The roads can be confusing to those who want to get to Nine Mile Canyon from this point. Just follow Dry Canyon signs and eventually one will end up in front of an old water tank where another sign pointing back to Bruin Point and on to Dry Canyon and Nine Mile Canyon exists.
The trip down into Dry Canyon runs along the top of the ridge and then it dives down on the north slope of the mountain. Even in dry summer weather some parts of this road can have mud on it because of the patches of melting snow that can be seen and even touched from the road.
This is also a good place to see deer and elk as well as other animals. Remember this is also cattle country and stock can show up in the road at any turn.
After the route down Dry Canyon drops below 8,000 feet, the road follows Dry Creek. The canyon bottom widens and continues its slow descent.
As the road approaches Nine Mile Canyon, petroglyphs on the canyon walls remind trail users that this route may have been used more than a thousand years ago by Fremont Indians.
The route hits Nine Mile Canyon near The Mummy (petroglyph). More petroglyphs welcome trail users along Nine Mile Canyon Road. One set is on the north wall of the canyon, opposite the junction with Dry Canyon.
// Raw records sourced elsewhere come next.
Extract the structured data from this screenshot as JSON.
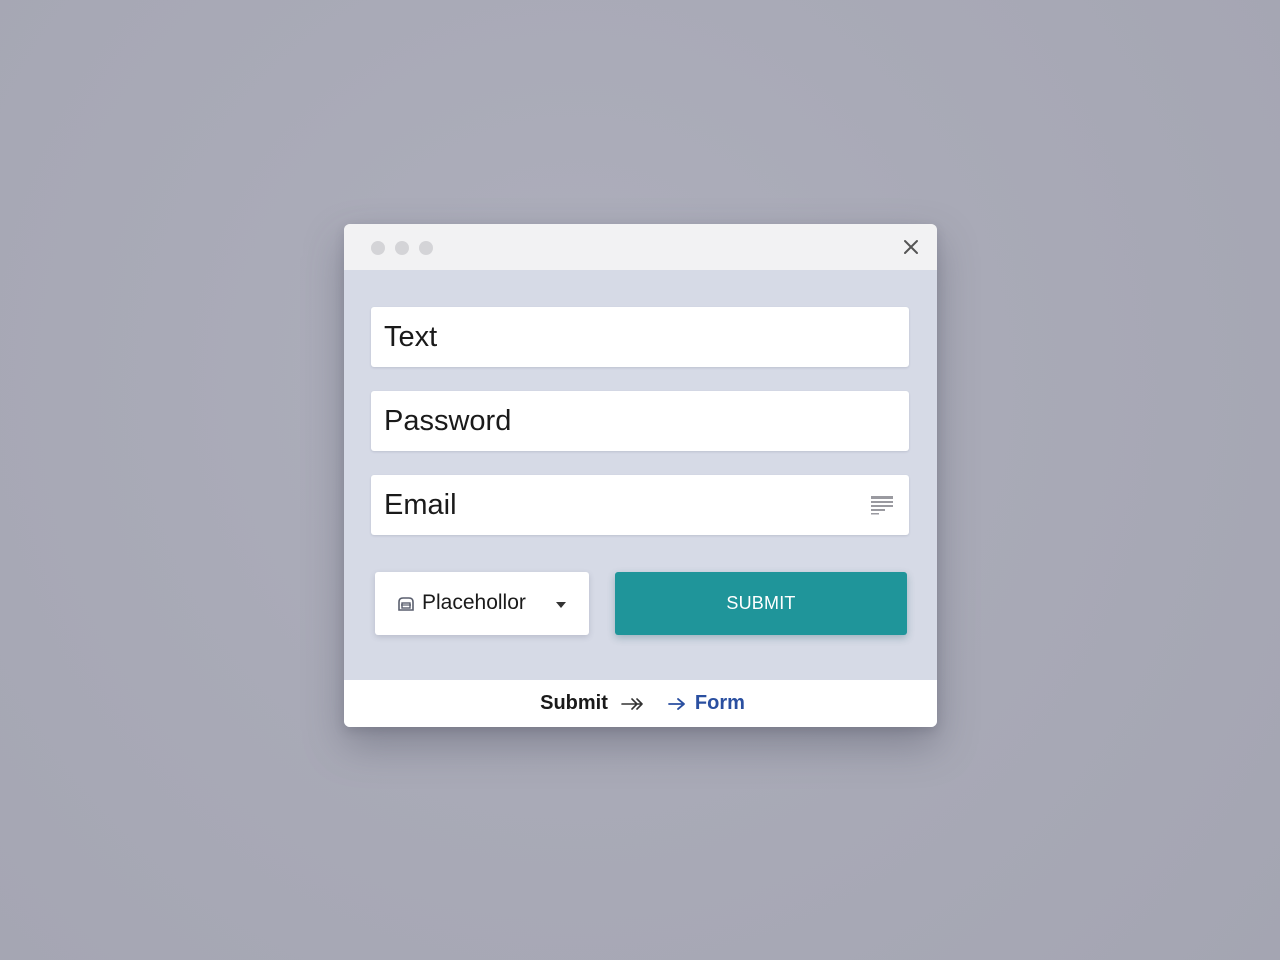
{
  "window": {
    "controls": [
      "window-dot",
      "window-dot",
      "window-dot"
    ],
    "close_icon": "close-icon"
  },
  "form": {
    "text_field": {
      "placeholder": "Text",
      "value": ""
    },
    "password_field": {
      "placeholder": "Password",
      "value": ""
    },
    "email_field": {
      "placeholder": "Email",
      "value": "",
      "icon": "list-icon"
    },
    "dropdown": {
      "selected": "Placehollor",
      "icon": "tray-icon",
      "caret": "chevron-down-icon"
    },
    "submit_label": "SUBMIT"
  },
  "footer": {
    "crumb_submit": "Submit",
    "crumb_form": "Form",
    "separator_icon": "double-arrow-icon",
    "arrow_icon": "arrow-right-icon"
  },
  "colors": {
    "accent": "#1f959a",
    "link": "#2a4fa0",
    "panel": "#d6dae6",
    "titlebar": "#f2f2f3",
    "background": "#a9aab7"
  }
}
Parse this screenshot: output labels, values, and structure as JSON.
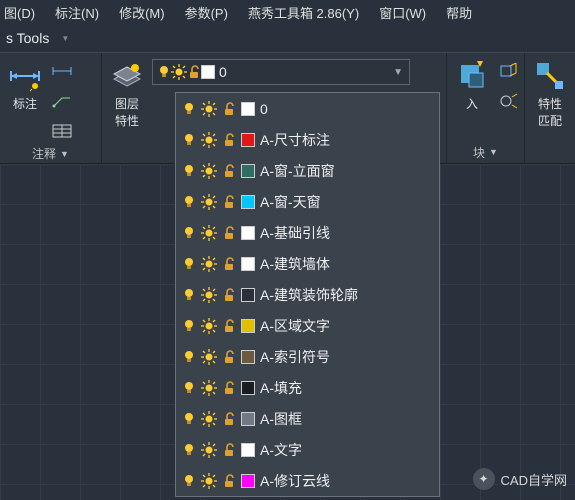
{
  "menu": {
    "draw": "图(D)",
    "annotate": "标注(N)",
    "modify": "修改(M)",
    "param": "参数(P)",
    "yxtool": "燕秀工具箱 2.86(Y)",
    "window": "窗口(W)",
    "help": "帮助"
  },
  "title": "s Tools",
  "ribbon": {
    "annotate": {
      "big": "标注",
      "label": "注释"
    },
    "layerprops": {
      "big": "图层\n特性"
    },
    "insert": {
      "big": "入",
      "label": "块"
    },
    "props": {
      "big": "特性\n匹配"
    }
  },
  "current_layer": {
    "name": "0",
    "color": "#ffffff"
  },
  "layers": [
    {
      "name": "0",
      "color": "#ffffff"
    },
    {
      "name": "A-尺寸标注",
      "color": "#e01818"
    },
    {
      "name": "A-窗-立面窗",
      "color": "#2f6e62"
    },
    {
      "name": "A-窗-天窗",
      "color": "#00c8ff"
    },
    {
      "name": "A-基础引线",
      "color": "#ffffff"
    },
    {
      "name": "A-建筑墙体",
      "color": "#ffffff"
    },
    {
      "name": "A-建筑装饰轮廓",
      "color": "#2a3038"
    },
    {
      "name": "A-区域文字",
      "color": "#e0c000"
    },
    {
      "name": "A-索引符号",
      "color": "#6b5a3e"
    },
    {
      "name": "A-填充",
      "color": "#1a1d22"
    },
    {
      "name": "A-图框",
      "color": "#6f7a84"
    },
    {
      "name": "A-文字",
      "color": "#ffffff"
    },
    {
      "name": "A-修订云线",
      "color": "#ff00ff"
    }
  ],
  "watermark": "CAD自学网"
}
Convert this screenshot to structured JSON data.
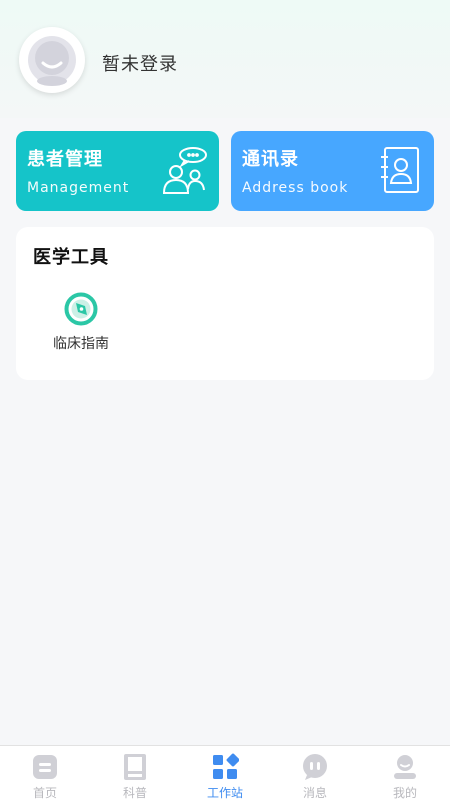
{
  "profile": {
    "login_status": "暂未登录"
  },
  "cards": {
    "patients": {
      "title": "患者管理",
      "subtitle": "Management",
      "color": "#15c4c9"
    },
    "contacts": {
      "title": "通讯录",
      "subtitle": "Address book",
      "color": "#47a7ff"
    }
  },
  "tools": {
    "title": "医学工具",
    "items": [
      {
        "label": "临床指南",
        "icon": "compass-icon"
      }
    ]
  },
  "tabbar": {
    "active": "工作站",
    "items": [
      {
        "label": "首页",
        "icon": "home-icon"
      },
      {
        "label": "科普",
        "icon": "book-icon"
      },
      {
        "label": "工作站",
        "icon": "workstation-icon"
      },
      {
        "label": "消息",
        "icon": "message-icon"
      },
      {
        "label": "我的",
        "icon": "profile-icon"
      }
    ]
  },
  "colors": {
    "accent": "#3f8cf0",
    "tool_icon": "#2bc7a6",
    "inactive": "#b8b8bd"
  }
}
|The old crumbling structures that hold up the gondola cables provide some excellent photo opportunities for those with cameras.|
On Nine Mile Canyon Road, the trail continues east to Cottonwood Canyon. At the mouth of the canyon, two more sets of petroglyphs are visible on the west wall of the canyon.
The route veers out of Cottonwood Canyon and heads up Twin Hollow. A steep road out of the hollow takes trail users past a straight section of road that is wide enough and long enough to be used by small planes as a landing strip.
In Cottonwood Canyon the route passes the famous Great Hunt Panel, a burial site and the remains of a Fremont village before joining Nine Mile Canyon Road.
A short section of Nine Mile Canyon road has been opened for ATV use between Dry Canyon and Cottonwood Canyon.
The 1.5-mile stretch passes Rasmussen Cave and the improved interpretation site at Daddy Canyon.
While OHV riders have been traveling this route frequently, OHV use in Nine Mile was not sanctioned prior to the passage of the ordinance the commission passed last year. Other sections of Nine Mile Canyon Road remain closed for OHV riders, who may be cited if they are found riding on other sections of the road.
|An ATV rider negotiates a steep incline with large rocks during a trip last fall. If wet the rocky roads can be pretty slippery as well.|
For some the hope is that one day a trail will exist that will allow people on ATVÃ¯Â¿Â½s to make a real loop from Sunnyside through Bruin Point to Nine Mile, down the canyon to itÃ¯Â¿Â½s mouth and across the Clark Valley to East Carbon and back to Sunnyside. But as of now it is not legal to do that on all stretches of road that are accessible.
The journey one way is almost 50 miles. And while most people who ride ATVÃ¯Â¿Â½s can negotiate the roads, there are dangers with steep inclines, some very gravely places, some narrow places and more importantly in many places large and small vehicle traffic that must be observed and dealt with.
It is a definite Ã¯Â¿Â½Share the roadÃ¯Â¿Â½ trip that is unforgettable, particularly in the early summer and early fall.
(Parts of this article were developed in collaboration with Les Bowen of the Vernal Express).